-- Opening Marker --

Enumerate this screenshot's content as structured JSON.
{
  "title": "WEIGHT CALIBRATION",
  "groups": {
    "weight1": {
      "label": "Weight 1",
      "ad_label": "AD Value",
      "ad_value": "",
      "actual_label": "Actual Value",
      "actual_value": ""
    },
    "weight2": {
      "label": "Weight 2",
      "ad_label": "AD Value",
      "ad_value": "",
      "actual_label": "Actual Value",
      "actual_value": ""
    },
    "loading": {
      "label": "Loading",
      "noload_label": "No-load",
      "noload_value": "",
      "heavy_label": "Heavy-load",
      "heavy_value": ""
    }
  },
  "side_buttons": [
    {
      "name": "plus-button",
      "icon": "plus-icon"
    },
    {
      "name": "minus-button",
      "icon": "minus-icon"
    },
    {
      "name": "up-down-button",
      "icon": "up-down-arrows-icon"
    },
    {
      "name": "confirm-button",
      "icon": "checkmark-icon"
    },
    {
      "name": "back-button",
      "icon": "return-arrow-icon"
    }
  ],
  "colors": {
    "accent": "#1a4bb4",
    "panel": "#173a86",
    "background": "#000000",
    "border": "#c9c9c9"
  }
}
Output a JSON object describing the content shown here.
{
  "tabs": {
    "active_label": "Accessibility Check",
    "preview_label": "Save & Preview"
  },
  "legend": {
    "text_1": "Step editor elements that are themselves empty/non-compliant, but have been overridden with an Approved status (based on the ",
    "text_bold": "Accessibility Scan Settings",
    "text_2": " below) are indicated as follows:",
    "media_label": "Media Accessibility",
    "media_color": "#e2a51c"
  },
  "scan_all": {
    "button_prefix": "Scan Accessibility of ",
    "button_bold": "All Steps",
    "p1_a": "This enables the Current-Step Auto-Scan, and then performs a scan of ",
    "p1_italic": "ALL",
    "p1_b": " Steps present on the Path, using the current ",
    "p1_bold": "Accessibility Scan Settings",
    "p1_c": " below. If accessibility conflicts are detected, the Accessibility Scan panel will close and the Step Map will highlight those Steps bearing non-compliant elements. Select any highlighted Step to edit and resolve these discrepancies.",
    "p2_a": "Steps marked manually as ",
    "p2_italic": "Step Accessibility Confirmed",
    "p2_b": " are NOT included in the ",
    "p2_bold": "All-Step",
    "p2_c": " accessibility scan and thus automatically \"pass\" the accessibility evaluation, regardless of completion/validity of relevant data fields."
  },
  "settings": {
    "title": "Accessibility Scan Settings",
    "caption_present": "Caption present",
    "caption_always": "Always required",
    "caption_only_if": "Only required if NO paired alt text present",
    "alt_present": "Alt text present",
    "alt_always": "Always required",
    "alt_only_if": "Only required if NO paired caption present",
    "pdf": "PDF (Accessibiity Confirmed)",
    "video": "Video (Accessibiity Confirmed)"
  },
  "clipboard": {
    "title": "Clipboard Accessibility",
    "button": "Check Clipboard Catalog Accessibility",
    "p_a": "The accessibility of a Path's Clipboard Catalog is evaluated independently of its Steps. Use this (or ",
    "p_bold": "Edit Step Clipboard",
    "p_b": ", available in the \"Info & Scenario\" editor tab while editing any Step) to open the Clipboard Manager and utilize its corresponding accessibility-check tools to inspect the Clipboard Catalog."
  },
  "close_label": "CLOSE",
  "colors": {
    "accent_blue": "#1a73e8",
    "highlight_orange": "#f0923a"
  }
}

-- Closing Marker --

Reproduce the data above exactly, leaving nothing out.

Enumerate this screenshot's content as structured JSON.
{
  "title": "WEIGHT CALIBRATION",
  "groups": {
    "weight1": {
      "label": "Weight 1",
      "ad_label": "AD Value",
      "ad_value": "",
      "actual_label": "Actual Value",
      "actual_value": ""
    },
    "weight2": {
      "label": "Weight 2",
      "ad_label": "AD Value",
      "ad_value": "",
      "actual_label": "Actual Value",
      "actual_value": ""
    },
    "loading": {
      "label": "Loading",
      "noload_label": "No-load",
      "noload_value": "",
      "heavy_label": "Heavy-load",
      "heavy_value": ""
    }
  },
  "side_buttons": [
    {
      "name": "plus-button",
      "icon": "plus-icon"
    },
    {
      "name": "minus-button",
      "icon": "minus-icon"
    },
    {
      "name": "up-down-button",
      "icon": "up-down-arrows-icon"
    },
    {
      "name": "confirm-button",
      "icon": "checkmark-icon"
    },
    {
      "name": "back-button",
      "icon": "return-arrow-icon"
    }
  ],
  "colors": {
    "accent": "#1a4bb4",
    "panel": "#173a86",
    "background": "#000000",
    "border": "#c9c9c9"
  }
}
Output a JSON object describing the content shown here.
{
  "tabs": {
    "active_label": "Accessibility Check",
    "preview_label": "Save & Preview"
  },
  "legend": {
    "text_1": "Step editor elements that are themselves empty/non-compliant, but have been overridden with an Approved status (based on the ",
    "text_bold": "Accessibility Scan Settings",
    "text_2": " below) are indicated as follows:",
    "media_label": "Media Accessibility",
    "media_color": "#e2a51c"
  },
  "scan_all": {
    "button_prefix": "Scan Accessibility of ",
    "button_bold": "All Steps",
    "p1_a": "This enables the Current-Step Auto-Scan, and then performs a scan of ",
    "p1_italic": "ALL",
    "p1_b": " Steps present on the Path, using the current ",
    "p1_bold": "Accessibility Scan Settings",
    "p1_c": " below. If accessibility conflicts are detected, the Accessibility Scan panel will close and the Step Map will highlight those Steps bearing non-compliant elements. Select any highlighted Step to edit and resolve these discrepancies.",
    "p2_a": "Steps marked manually as ",
    "p2_italic": "Step Accessibility Confirmed",
    "p2_b": " are NOT included in the ",
    "p2_bold": "All-Step",
    "p2_c": " accessibility scan and thus automatically \"pass\" the accessibility evaluation, regardless of completion/validity of relevant data fields."
  },
  "settings": {
    "title": "Accessibility Scan Settings",
    "caption_present": "Caption present",
    "caption_always": "Always required",
    "caption_only_if": "Only required if NO paired alt text present",
    "alt_present": "Alt text present",
    "alt_always": "Always required",
    "alt_only_if": "Only required if NO paired caption present",
    "pdf": "PDF (Accessibiity Confirmed)",
    "video": "Video (Accessibiity Confirmed)"
  },
  "clipboard": {
    "title": "Clipboard Accessibility",
    "button": "Check Clipboard Catalog Accessibility",
    "p_a": "The accessibility of a Path's Clipboard Catalog is evaluated independently of its Steps. Use this (or ",
    "p_bold": "Edit Step Clipboard",
    "p_b": ", available in the \"Info & Scenario\" editor tab while editing any Step) to open the Clipboard Manager and utilize its corresponding accessibility-check tools to inspect the Clipboard Catalog."
  },
  "close_label": "CLOSE",
  "colors": {
    "accent_blue": "#1a73e8",
    "highlight_orange": "#f0923a"
  }
}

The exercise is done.